What you are asked to do => For each line of the data below that contains "emoji", return that line.

┌────────

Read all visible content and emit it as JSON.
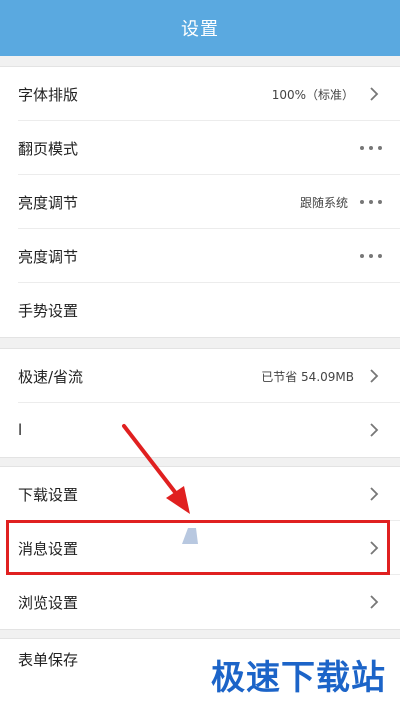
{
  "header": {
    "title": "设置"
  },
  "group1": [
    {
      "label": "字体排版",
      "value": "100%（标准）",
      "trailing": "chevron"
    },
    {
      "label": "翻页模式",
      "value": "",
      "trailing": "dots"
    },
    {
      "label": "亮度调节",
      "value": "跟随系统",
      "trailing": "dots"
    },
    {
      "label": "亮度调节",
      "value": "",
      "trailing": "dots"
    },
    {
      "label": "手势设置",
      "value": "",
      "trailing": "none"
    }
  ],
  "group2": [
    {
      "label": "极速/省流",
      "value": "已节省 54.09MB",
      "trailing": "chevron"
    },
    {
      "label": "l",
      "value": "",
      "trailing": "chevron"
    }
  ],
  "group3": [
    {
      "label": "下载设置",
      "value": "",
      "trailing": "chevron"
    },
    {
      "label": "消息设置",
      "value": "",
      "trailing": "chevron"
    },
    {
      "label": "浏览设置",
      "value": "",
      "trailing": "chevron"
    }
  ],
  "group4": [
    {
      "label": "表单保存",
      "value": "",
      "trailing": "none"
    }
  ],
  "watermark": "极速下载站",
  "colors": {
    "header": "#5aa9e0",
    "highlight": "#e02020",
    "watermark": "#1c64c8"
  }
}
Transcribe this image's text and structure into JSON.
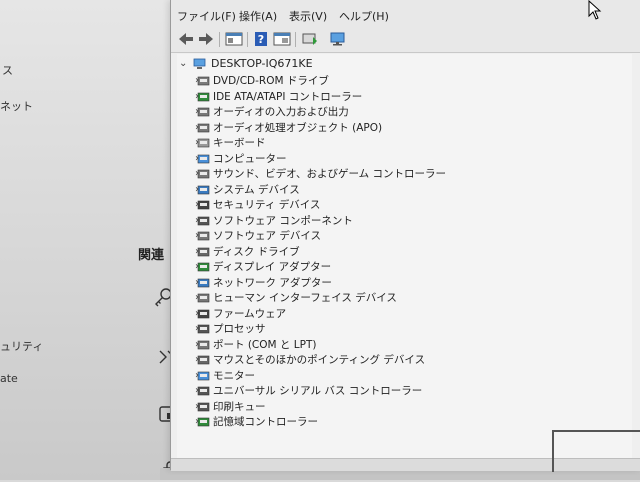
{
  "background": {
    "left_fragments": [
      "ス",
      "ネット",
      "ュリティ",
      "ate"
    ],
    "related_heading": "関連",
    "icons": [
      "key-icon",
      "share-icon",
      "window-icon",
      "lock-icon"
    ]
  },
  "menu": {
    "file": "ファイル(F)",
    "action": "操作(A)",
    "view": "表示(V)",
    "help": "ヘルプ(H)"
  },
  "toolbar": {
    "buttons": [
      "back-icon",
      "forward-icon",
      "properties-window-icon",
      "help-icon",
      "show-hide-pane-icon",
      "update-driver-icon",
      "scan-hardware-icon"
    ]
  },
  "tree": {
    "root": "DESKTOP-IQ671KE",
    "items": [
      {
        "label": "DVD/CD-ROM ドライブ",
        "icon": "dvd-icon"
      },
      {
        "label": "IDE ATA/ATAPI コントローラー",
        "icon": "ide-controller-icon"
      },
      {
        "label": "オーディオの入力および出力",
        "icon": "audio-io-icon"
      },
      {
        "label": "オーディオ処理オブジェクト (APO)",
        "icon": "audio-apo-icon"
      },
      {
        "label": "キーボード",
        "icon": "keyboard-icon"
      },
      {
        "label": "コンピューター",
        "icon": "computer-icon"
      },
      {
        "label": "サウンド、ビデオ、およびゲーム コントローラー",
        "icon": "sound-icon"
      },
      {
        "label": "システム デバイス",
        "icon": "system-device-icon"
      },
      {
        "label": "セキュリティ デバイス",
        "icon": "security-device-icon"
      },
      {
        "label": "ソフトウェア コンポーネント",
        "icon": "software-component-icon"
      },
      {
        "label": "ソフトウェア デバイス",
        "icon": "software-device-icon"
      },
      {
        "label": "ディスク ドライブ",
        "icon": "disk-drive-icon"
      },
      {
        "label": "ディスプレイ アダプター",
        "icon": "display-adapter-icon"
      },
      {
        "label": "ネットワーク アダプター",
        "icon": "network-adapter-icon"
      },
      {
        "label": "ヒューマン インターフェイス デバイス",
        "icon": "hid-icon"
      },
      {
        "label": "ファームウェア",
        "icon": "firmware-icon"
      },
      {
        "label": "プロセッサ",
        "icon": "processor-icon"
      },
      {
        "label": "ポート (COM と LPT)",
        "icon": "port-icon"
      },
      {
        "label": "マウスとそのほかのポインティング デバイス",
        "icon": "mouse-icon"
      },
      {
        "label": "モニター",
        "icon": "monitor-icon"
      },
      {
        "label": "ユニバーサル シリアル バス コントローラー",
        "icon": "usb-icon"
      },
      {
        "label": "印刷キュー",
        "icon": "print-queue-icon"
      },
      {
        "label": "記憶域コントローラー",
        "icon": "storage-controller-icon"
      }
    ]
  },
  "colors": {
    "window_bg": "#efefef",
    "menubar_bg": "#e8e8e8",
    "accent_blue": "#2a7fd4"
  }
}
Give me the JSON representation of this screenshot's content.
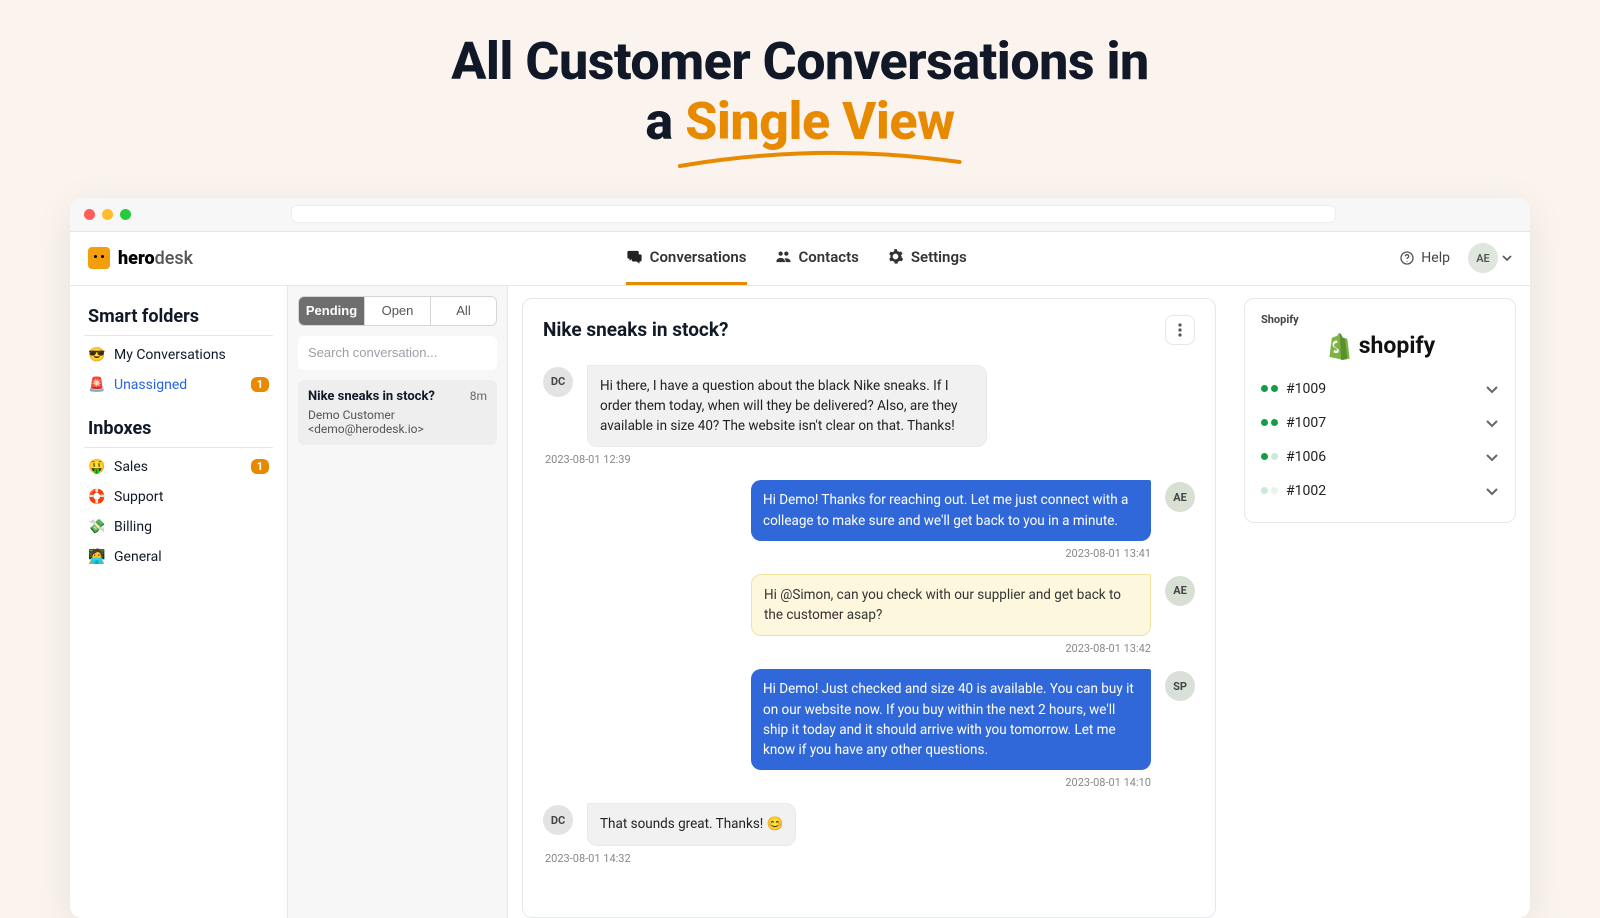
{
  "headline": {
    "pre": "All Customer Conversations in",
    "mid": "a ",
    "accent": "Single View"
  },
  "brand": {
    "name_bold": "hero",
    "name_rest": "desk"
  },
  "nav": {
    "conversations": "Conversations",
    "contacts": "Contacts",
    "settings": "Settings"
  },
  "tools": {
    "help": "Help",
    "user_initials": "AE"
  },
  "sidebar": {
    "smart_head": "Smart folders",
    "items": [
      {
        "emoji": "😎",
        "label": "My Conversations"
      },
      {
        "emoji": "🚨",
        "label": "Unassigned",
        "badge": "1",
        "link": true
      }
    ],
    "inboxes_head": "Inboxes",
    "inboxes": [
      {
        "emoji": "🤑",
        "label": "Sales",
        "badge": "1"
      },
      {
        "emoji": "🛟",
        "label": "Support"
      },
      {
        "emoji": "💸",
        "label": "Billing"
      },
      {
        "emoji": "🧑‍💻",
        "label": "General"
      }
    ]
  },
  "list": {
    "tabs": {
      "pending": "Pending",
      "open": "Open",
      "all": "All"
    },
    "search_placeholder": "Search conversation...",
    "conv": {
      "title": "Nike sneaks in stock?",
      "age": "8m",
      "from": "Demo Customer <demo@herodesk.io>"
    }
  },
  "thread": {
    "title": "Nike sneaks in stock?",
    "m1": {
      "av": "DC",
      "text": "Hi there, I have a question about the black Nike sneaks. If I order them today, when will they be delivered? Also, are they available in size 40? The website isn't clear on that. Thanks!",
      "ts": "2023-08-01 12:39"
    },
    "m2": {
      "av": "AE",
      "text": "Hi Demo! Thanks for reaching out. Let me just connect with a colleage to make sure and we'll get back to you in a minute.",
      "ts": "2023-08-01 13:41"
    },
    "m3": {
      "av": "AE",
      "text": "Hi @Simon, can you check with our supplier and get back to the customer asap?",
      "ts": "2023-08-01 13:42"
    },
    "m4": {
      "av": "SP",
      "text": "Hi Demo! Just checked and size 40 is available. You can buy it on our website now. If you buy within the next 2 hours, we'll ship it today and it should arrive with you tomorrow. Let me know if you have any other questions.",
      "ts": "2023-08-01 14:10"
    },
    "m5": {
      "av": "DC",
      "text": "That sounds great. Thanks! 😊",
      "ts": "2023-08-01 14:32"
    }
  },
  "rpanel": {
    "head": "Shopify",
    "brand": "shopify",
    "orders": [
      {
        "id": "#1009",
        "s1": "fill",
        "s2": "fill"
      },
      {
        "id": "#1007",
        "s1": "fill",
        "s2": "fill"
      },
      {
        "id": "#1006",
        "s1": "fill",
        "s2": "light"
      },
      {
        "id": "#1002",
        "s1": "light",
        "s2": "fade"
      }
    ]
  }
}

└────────

Response to this task =>
        "emoji": "😎",
        "emoji": "🚨",
        "emoji": "🤑",
        "emoji": "🛟",
        "emoji": "💸",
        "emoji": "🧑‍💻",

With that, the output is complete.